Antoniazzi: This is why we constantly got the impression during shooting that everything important was happening before our eyes anyway, without our having to intervene.
How did Pircher react on you?
Antoniazzi: He was very skeptical about us and the film at first, but his curiosity was apparently stronger. On top of that Pircher does his job in such a professional way that he was always aware that he had nothing to lose if we observed him with a camera.
Stadlober: He has a healthy amount self-confidence in terms of his craft. And, of course, he also hopes that this film will increase the size of his market and level of his fame. Actually, he became interested in a personal sense also.
In spite of all Pircher’s professionalism, we also see moments of self-doubt, such as when he mentions being sick of “butt-kissing” and compares pop-folk music to the Mafia and prostitution. Are those the film’s moments of “truth”?
Antoniazzi: They don’t represent exceptions, but are the rule, and I hope that the film’s able to communicate these highs and lows. However, we were never interested in Pircher as a private individual.
Stadlober: Pircher’s personal characteristics aren’t that important for his business, and we didn’t intend to tell a drama, but a story about someone doing his job. That’s why he’s in the entire film except for a single scene.
The recurrent political statements, both on stage and during TV interviews, stand out. Pircher presents himself as a moderate EU critic who’s quite proud of his home country. How important was including this aspect of popular music that involves national politics?
Stadlober: Leaving this aspect out is not an option, because chauvinism plays an important role in this business. Explicitly political statements are rather rare, but the beauty of Austria, jokes about Prussians and sexism are constant themes. Two different scenes during which the concept of homeland is thematized show how pragmatically it’s dealt with, particularly in geographical terms.
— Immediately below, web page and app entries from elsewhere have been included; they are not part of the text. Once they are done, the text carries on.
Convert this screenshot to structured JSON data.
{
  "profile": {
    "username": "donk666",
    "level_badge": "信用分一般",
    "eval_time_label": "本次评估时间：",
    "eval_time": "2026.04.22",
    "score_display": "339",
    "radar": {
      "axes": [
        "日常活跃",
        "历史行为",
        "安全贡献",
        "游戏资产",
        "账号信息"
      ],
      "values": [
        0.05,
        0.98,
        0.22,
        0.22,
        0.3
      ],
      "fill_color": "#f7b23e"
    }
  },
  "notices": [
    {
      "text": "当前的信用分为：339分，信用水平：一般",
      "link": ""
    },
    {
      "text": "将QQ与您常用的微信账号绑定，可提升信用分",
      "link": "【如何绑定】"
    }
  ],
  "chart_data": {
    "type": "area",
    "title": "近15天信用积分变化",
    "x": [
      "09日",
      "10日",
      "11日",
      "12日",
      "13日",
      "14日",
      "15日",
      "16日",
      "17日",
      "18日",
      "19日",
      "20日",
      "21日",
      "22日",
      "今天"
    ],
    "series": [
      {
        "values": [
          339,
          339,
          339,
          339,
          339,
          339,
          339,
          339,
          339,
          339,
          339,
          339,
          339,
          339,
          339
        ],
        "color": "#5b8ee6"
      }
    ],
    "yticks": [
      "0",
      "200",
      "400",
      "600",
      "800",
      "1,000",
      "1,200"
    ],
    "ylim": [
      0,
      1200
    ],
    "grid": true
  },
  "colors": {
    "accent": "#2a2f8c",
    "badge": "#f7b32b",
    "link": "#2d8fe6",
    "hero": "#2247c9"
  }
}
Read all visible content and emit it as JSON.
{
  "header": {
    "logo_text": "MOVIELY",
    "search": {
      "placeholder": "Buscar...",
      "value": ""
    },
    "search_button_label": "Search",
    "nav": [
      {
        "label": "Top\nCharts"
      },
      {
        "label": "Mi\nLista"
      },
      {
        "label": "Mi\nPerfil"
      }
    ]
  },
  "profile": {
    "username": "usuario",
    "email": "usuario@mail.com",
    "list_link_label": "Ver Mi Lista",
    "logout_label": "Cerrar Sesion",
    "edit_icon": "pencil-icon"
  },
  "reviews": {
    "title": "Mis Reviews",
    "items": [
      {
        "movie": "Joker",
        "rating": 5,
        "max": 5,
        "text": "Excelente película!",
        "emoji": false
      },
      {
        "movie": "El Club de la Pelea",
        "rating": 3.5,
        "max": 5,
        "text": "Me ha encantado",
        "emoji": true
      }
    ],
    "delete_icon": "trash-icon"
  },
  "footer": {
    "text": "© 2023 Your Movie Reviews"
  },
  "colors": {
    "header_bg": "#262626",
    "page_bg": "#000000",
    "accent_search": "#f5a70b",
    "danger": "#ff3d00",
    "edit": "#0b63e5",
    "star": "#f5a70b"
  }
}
On the other hand, Pircher’s “Austria Song” is the only one in which he never breaks up the pathos.
Antoniazzi: What’s important is seeing why the concept of homeland is employed in pop-folk music. In Pircher’s case you can see extremely well how he uses the term like a building block, but never expresses a personal position.
This superficiality is apparently related to Pircher’s tirelessness. He makes many decisions literally while on the move.
Antoniazzi: We began with the intention of covering the entire production cycle of Pircher’s 20th anniversary CD. While waiting for the dates that were important for this, we realized that it doesn’t really exist: Many things happened so spontaneously that we were forced to change our strategy, and a decision was made to accompany him to a variety of events—from the CD presentation to his appearance on the “Musikantenstadl” TV show—for several days each time.
The film takes on this driving rhythm in the editing.
Antoniazzi: The film’s rhythm and pace forced themselves upon us during shooting. The songs from Pircher’s stage performances that are used in the film represent something special, which always involves a technical challenge when you, like in our case, only have a one camera.
Did Pircher satisfy your expectations by turning out to be a typical representative of the business, or is there something special about him?
Antoniazzi: Both. On the one hand he’s typical for the business, and on the other he seems, especially because of how he works, like a product of condensation, and that’s what makes him special.
Stadlober: He’s representative of pop-folk singers, but not the romantic type. In the pop business you always think of the big stars first, but there are only three of them. So they’re untypical, and Pircher can definitely be considered a typical representative of the business. Most of them are still old-school musicians who want to earn a living.